Return all the records, each one exactly as given.
============================================================
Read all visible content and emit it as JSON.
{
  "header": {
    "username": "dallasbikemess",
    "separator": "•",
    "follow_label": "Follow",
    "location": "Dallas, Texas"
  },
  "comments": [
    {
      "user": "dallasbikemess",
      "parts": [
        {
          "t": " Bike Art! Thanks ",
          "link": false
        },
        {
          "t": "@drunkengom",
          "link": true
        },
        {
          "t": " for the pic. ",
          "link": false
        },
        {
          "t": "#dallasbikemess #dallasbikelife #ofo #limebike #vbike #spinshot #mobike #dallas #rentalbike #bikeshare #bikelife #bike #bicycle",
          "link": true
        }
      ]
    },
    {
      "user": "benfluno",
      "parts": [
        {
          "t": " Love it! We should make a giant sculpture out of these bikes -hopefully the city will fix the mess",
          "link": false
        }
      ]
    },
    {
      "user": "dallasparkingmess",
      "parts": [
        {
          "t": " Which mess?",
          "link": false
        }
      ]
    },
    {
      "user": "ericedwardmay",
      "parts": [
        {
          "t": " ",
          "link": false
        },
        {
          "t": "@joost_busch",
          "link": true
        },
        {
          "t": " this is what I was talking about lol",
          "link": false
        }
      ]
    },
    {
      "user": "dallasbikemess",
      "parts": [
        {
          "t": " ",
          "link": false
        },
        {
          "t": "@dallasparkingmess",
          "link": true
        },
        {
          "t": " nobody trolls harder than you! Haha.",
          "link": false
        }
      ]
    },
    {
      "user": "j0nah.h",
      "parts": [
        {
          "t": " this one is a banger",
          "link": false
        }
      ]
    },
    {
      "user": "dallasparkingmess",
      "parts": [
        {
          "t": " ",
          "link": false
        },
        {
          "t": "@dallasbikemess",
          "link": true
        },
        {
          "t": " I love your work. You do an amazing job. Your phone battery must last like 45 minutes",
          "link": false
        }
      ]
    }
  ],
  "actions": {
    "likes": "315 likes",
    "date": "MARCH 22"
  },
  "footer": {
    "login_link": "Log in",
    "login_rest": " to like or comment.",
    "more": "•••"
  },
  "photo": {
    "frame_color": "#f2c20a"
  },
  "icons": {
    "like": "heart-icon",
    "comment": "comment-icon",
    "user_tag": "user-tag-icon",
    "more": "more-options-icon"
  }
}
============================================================
▶ [Finished task]
Read all visible content and emit it as JSON.
{
  "header": {
    "username": "dallasbikemess",
    "separator": "•",
    "follow_label": "Follow",
    "location": "Dallas, Texas"
  },
  "comments": [
    {
      "user": "dallasbikemess",
      "parts": [
        {
          "t": " Bike Art! Thanks ",
          "link": false
        },
        {
          "t": "@drunkengom",
          "link": true
        },
        {
          "t": " for the pic. ",
          "link": false
        },
        {
          "t": "#dallasbikemess #dallasbikelife #ofo #limebike #vbike #spinshot #mobike #dallas #rentalbike #bikeshare #bikelife #bike #bicycle",
          "link": true
        }
      ]
    },
    {
      "user": "benfluno",
      "parts": [
        {
          "t": " Love it! We should make a giant sculpture out of these bikes -hopefully the city will fix the mess",
          "link": false
        }
      ]
    },
    {
      "user": "dallasparkingmess",
      "parts": [
        {
          "t": " Which mess?",
          "link": false
        }
      ]
    },
    {
      "user": "ericedwardmay",
      "parts": [
        {
          "t": " ",
          "link": false
        },
        {
          "t": "@joost_busch",
          "link": true
        },
        {
          "t": " this is what I was talking about lol",
          "link": false
        }
      ]
    },
    {
      "user": "dallasbikemess",
      "parts": [
        {
          "t": " ",
          "link": false
        },
        {
          "t": "@dallasparkingmess",
          "link": true
        },
        {
          "t": " nobody trolls harder than you! Haha.",
          "link": false
        }
      ]
    },
    {
      "user": "j0nah.h",
      "parts": [
        {
          "t": " this one is a banger",
          "link": false
        }
      ]
    },
    {
      "user": "dallasparkingmess",
      "parts": [
        {
          "t": " ",
          "link": false
        },
        {
          "t": "@dallasbikemess",
          "link": true
        },
        {
          "t": " I love your work. You do an amazing job. Your phone battery must last like 45 minutes",
          "link": false
        }
      ]
    }
  ],
  "actions": {
    "likes": "315 likes",
    "date": "MARCH 22"
  },
  "footer": {
    "login_link": "Log in",
    "login_rest": " to like or comment.",
    "more": "•••"
  },
  "photo": {
    "frame_color": "#f2c20a"
  },
  "icons": {
    "like": "heart-icon",
    "comment": "comment-icon",
    "user_tag": "user-tag-icon",
    "more": "more-options-icon"
  }
}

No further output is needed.